╔══

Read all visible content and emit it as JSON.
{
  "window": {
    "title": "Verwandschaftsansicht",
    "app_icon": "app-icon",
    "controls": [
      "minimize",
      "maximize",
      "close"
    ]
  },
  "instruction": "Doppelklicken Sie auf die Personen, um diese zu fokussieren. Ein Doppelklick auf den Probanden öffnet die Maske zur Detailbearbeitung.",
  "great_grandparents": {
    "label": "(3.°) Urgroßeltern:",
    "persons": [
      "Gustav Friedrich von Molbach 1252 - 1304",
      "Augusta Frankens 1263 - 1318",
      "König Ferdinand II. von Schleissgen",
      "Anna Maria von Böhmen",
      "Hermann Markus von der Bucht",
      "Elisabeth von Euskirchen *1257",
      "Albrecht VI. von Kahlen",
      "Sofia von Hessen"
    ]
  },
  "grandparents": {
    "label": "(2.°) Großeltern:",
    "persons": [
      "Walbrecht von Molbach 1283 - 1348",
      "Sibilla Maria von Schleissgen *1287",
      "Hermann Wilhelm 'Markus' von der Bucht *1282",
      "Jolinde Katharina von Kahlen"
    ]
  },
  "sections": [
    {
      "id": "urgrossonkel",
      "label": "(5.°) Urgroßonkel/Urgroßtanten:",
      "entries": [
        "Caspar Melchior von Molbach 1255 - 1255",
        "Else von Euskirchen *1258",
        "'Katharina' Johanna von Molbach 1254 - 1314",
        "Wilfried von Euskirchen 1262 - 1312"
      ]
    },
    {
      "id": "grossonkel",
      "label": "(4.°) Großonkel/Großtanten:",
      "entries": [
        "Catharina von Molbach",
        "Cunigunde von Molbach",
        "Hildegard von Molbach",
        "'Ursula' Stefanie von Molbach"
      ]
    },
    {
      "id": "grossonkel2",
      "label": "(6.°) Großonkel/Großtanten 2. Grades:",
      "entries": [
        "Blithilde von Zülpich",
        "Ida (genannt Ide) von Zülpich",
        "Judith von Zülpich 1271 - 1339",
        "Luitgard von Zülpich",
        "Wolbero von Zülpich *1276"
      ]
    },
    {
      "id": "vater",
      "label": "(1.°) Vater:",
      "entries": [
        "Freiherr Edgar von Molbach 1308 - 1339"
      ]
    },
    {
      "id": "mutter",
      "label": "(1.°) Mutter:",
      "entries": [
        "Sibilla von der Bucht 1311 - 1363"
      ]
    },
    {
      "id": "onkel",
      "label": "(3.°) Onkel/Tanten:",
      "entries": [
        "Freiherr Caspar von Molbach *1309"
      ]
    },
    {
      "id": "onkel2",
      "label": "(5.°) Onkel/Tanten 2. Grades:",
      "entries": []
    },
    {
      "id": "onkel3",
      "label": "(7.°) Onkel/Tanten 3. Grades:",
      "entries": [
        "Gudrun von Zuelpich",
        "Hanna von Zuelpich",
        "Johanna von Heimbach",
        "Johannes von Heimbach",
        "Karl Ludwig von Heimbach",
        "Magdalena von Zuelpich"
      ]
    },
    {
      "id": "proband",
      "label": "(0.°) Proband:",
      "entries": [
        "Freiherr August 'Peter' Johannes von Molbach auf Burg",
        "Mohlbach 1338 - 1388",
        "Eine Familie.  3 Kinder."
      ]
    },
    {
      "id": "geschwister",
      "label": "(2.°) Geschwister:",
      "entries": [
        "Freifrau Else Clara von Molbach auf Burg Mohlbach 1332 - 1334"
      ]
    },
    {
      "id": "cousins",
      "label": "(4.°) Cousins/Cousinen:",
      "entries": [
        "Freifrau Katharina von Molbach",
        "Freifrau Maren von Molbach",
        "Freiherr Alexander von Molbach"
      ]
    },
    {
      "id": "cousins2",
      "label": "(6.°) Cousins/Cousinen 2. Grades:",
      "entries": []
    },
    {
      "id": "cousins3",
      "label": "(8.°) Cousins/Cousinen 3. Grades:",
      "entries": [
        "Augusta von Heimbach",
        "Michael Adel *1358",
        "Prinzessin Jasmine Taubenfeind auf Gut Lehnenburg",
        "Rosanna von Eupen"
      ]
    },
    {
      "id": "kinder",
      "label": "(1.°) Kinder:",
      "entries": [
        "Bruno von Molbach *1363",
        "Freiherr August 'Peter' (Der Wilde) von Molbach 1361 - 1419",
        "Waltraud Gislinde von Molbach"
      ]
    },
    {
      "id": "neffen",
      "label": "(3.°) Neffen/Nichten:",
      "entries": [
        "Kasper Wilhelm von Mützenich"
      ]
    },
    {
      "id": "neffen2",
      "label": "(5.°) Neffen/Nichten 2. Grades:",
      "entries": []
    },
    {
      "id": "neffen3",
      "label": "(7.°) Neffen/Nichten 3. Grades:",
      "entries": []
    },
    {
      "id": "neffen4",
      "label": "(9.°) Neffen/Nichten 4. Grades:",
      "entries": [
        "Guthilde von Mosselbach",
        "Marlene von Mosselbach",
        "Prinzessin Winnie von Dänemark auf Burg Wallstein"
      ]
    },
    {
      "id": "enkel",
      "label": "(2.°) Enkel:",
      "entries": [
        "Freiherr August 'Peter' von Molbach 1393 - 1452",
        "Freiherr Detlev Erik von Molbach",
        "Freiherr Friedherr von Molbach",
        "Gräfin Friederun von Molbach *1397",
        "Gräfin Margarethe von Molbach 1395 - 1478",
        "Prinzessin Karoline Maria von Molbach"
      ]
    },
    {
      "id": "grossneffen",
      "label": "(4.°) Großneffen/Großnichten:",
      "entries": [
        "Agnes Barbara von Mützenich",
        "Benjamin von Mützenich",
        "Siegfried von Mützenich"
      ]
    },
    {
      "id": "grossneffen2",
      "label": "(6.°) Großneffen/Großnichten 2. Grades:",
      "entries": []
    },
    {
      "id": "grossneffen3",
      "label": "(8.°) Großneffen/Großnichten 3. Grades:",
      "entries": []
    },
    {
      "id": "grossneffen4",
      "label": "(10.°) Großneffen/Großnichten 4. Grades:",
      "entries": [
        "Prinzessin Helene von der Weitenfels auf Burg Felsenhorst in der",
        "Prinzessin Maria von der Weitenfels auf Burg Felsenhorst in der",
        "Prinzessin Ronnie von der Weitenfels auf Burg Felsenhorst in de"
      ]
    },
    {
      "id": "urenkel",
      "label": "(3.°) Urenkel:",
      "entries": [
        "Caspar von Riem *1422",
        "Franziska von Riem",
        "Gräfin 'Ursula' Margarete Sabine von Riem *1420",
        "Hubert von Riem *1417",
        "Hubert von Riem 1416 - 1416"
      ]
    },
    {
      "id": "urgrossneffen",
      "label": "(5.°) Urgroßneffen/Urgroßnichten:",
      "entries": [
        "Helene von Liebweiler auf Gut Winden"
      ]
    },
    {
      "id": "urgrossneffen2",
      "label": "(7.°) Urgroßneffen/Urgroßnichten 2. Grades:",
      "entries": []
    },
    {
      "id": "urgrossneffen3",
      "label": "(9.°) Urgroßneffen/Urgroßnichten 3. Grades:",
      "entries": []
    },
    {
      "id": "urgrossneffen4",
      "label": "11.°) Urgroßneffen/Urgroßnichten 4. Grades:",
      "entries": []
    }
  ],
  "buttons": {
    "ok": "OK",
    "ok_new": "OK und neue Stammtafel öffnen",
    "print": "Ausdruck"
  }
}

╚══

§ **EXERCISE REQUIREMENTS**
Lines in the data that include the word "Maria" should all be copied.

§ **PROBLEM SOLUTION**
      "Anna Maria von Böhmen",
      "Sibilla Maria von Schleissgen *1287",
        "Prinzessin Karoline Maria von Molbach"
        "Prinzessin Maria von der Weitenfels auf Burg Felsenhorst in der",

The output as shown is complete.